That might make Mona sound like a pathetic victim, but Varda and Bonnaire’s achievement is that she inspires neither disgust nor pity. Not a doomed and fragile victim of humanity’s cruelty like Bresson’s adolescent Mouchette, Mona is a tough, able-bodied woman. If she wasn’t dead in the opening scene, you might think her indestructible. Rude, resistant to honest offers of help, partial to lame puns (“I’m not made for the maid,” “bread for some bread”), and without any noble motivation for her wandering, she’s not particularly sympathetic. And yet she doesn’t alienate and you’re always on her side, because in the 17-year-old Bonnaire’s hands she’s so human, and sometimes funny, as in her delightful scene getting day-drunk on brandy with the old lady (Marthe Jarnias) of the house where she’s crashing with a dreamer maid (Yolande Moreau). There are smaller feats of humor by Bonnaire too, like her enraged expression upon discovering that a cadged baguette is rock hard; she glowers and smashes it against a post. Crucially, Mona doesn’t care what you or any of the people she encounters think about her, though she does let her guard down with the fieldworker Assoun, another real Varda discovery whose character teaches Mona how to prune vines and treats her as an equal, before abandoning her due to peer pressure from the other male workers. As in Maurice Pialat’s À nos amours, released two years before, Bonnaire is intelligent and present beyond her years, fully inhabiting the frizzy-haired, filth-caked girl the actress took pains to distance herself from in interviews at the time.

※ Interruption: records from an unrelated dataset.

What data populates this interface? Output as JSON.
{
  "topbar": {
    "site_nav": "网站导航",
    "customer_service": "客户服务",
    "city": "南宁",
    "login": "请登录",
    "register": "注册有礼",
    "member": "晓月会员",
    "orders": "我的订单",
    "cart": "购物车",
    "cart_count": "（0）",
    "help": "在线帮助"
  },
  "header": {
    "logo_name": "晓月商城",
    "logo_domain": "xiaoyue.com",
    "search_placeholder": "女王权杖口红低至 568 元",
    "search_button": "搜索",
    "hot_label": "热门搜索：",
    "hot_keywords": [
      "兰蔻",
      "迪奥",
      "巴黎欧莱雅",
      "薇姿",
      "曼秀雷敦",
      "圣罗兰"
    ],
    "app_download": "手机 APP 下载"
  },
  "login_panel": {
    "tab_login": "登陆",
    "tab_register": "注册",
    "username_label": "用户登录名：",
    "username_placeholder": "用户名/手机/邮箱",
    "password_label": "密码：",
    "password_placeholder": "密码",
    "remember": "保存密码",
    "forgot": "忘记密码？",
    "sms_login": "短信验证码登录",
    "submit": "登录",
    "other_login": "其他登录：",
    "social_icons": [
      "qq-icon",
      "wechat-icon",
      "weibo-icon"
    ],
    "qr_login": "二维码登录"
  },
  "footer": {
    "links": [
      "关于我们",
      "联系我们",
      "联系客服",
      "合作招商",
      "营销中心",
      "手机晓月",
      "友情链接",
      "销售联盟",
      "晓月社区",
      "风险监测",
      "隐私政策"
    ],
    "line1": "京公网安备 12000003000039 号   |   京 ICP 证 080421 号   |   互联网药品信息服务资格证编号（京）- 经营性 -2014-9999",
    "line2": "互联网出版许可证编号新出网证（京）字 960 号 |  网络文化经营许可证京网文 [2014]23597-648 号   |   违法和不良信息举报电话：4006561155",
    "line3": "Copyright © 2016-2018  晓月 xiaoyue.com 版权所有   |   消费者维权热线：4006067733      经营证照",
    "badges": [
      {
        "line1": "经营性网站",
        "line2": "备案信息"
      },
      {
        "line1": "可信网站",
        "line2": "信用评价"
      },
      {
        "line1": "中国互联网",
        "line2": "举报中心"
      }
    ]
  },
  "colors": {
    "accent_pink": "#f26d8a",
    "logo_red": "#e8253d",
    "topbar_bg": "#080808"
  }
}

Unlike the stage glue chapping her lips, some of Bonnaire’s acting isn’t simulated. In the terrifying scene preceding Mona’s demise, she is wandering through a village and is suddenly attacked by what appear to be tree monsters manhandling her and dousing her with wine dregs. Apparently they’re celebrating something called Palliasse Day, a sort of pagan ritual. For this “final defilement” of Mona, as Varda puts it in her 2003 documentary Remembrances, looking back on the film, Bonnaire didn’t know what was coming, or at least how aggressively the revelers would toss her around, and her terror is real. Varda slows down the footage at one point in the documentary to better observe (and savor?) what she captured here. Afterward, now minus the cocoon of her sleeping bag, lost in a fire, Mona will finally fall into the ditch and die, a last close-up showing her painfully alive, nakedly afraid eyes. The dismal white body bag from the first scene, and later a potter’s field hole, will now house her, and even though she can finally stop walking there’s no indication that she’s gone to a more restful place.